What’s Missing in OpenAI Dextrous Manipulation?
Earlier, we mentioned that there were far more interesting critiques of OpenAI’s paper than the fact that they used Kociemba’s algorithm for planning. That’s the premise of this section.
Performance wasn’t that good, and they only reported a small number of trials on the physical robot. In physical tests, OpenAI only reports ten attempts each at completing a sequence of moves to solve a full or partial scramble. In the former case, only 2 of the 10 sequences were completed successfully without dropping, while the latter finished 6 times without fail. These results aren’t great, but in light of the failure modes they are pretty good.
Dropping the cube doesn’t seem like it should be such a terminal event: learning to pick up the cube wouldn’t be harder than learning to manipulate the cube (though it would entail hardware changes) and humans in competition regularly use the table surface as an assist during one-handed solves. The limited number of attempts is much more questionable, as 10 attempts under each condition is far too few to get a good idea of how capable the policy is. Another issue is that the physical solves were typically attempted in reverse (starting from unscrambled to scrambled) and followed a static sequence of moves, decreasing variety. I would have much rather seen the results include a variety of move sequences carried out over many more trials.
They almost managed to solve visual perception for the task but had to fall back on a Giiker cube with embedded position sensing. Part of the objective of this project was to use three RGB cameras and a set of vision networks to estimate cube pose and state. Unfortunately relying solely on vision dropped manipulation performance by more than half and success rate on the partially scrambled solve task from 60% to 20% (the full scramble was not solvable using the vision model alone). It’s unfortunate that solving vision and manipulation simultaneously proved to be too much. On the other hand, they did continue to use the vision models for inferring pose in all their physical tests, which is pretty dang good.
Proprioception, or sensing of the hand position, would have made the manipulation feats that much more impressive. Instead they used a very fancy motion tracking system from PhaseSpace that used LEDs blinking with encoded identification patterns as motion capture tags. The need for sophisticated point motion tracking be in large part due to limitations of the hand instrumentation itself, but the gloved hand manipulations would have been much more impressive had they managed it with the fingertips covered as well.
Final Thoughts Regarding OpenAI’s Dextrous Manipulation
The hype cycle surrounding each new robotics breakthrough always seems to involve some cultivation of fear. This is often exaggerated to the point of parody (e.g. referencing our “our new robot overlords”), but the root of robot-related anxiety stems from the uncertainty and risk associated with a rapidly changing world. Robotics has and will continue to change the way we live and work.

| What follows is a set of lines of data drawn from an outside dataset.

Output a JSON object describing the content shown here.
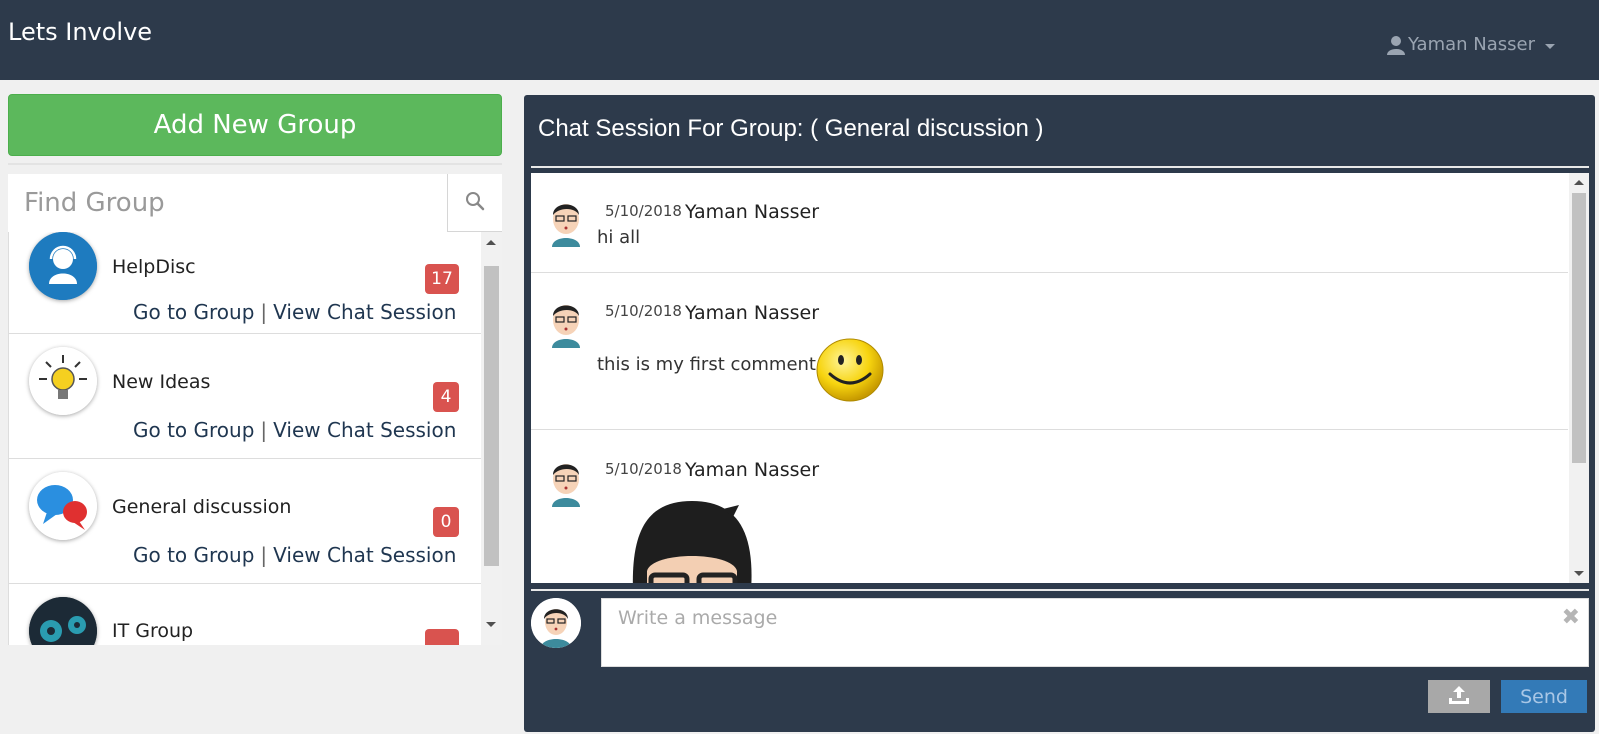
{
  "app": {
    "title": "Lets Involve"
  },
  "user_menu": {
    "name": "Yaman Nasser",
    "icon": "user-icon"
  },
  "sidebar": {
    "add_group_label": "Add New Group",
    "search": {
      "placeholder": "Find Group",
      "value": "",
      "icon": "search-icon"
    },
    "groups": [
      {
        "name": "HelpDisc",
        "badge": "17",
        "go_label": "Go to Group",
        "sep": "|",
        "view_label": "View Chat Session",
        "icon": "helpdesk-icon"
      },
      {
        "name": "New Ideas",
        "badge": "4",
        "go_label": "Go to Group",
        "sep": "|",
        "view_label": "View Chat Session",
        "icon": "lightbulb-icon"
      },
      {
        "name": "General discussion",
        "badge": "0",
        "go_label": "Go to Group",
        "sep": "|",
        "view_label": "View Chat Session",
        "icon": "speech-bubbles-icon"
      },
      {
        "name": "IT Group",
        "badge": "",
        "icon": "gears-icon"
      }
    ]
  },
  "chat": {
    "title": "Chat Session For Group: ( General discussion )",
    "messages": [
      {
        "date": "5/10/2018",
        "author": "Yaman Nasser",
        "text": "hi all"
      },
      {
        "date": "5/10/2018",
        "author": "Yaman Nasser",
        "text": "this is my first comment",
        "emoji": "smiley-icon"
      },
      {
        "date": "5/10/2018",
        "author": "Yaman Nasser",
        "text": "",
        "image": "avatar-illustration"
      }
    ],
    "composer": {
      "placeholder": "Write a message",
      "value": "",
      "clear_icon": "close-icon"
    },
    "upload_icon": "upload-icon",
    "send_label": "Send"
  },
  "colors": {
    "topbar": "#2d3a4b",
    "add_button": "#5cb85c",
    "badge": "#d9534f",
    "send": "#337ab7"
  }
}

It might not always be easy to adapt, but the flexible capabilities of human intelligence are not likely to become entirely obsolete any time soon. In case there is any doubt about remaining human relevance (at least for deftly solving Rubik’s cubes) I’d like to sign off with the following performance by competitive cuber Feliks Zemdegs.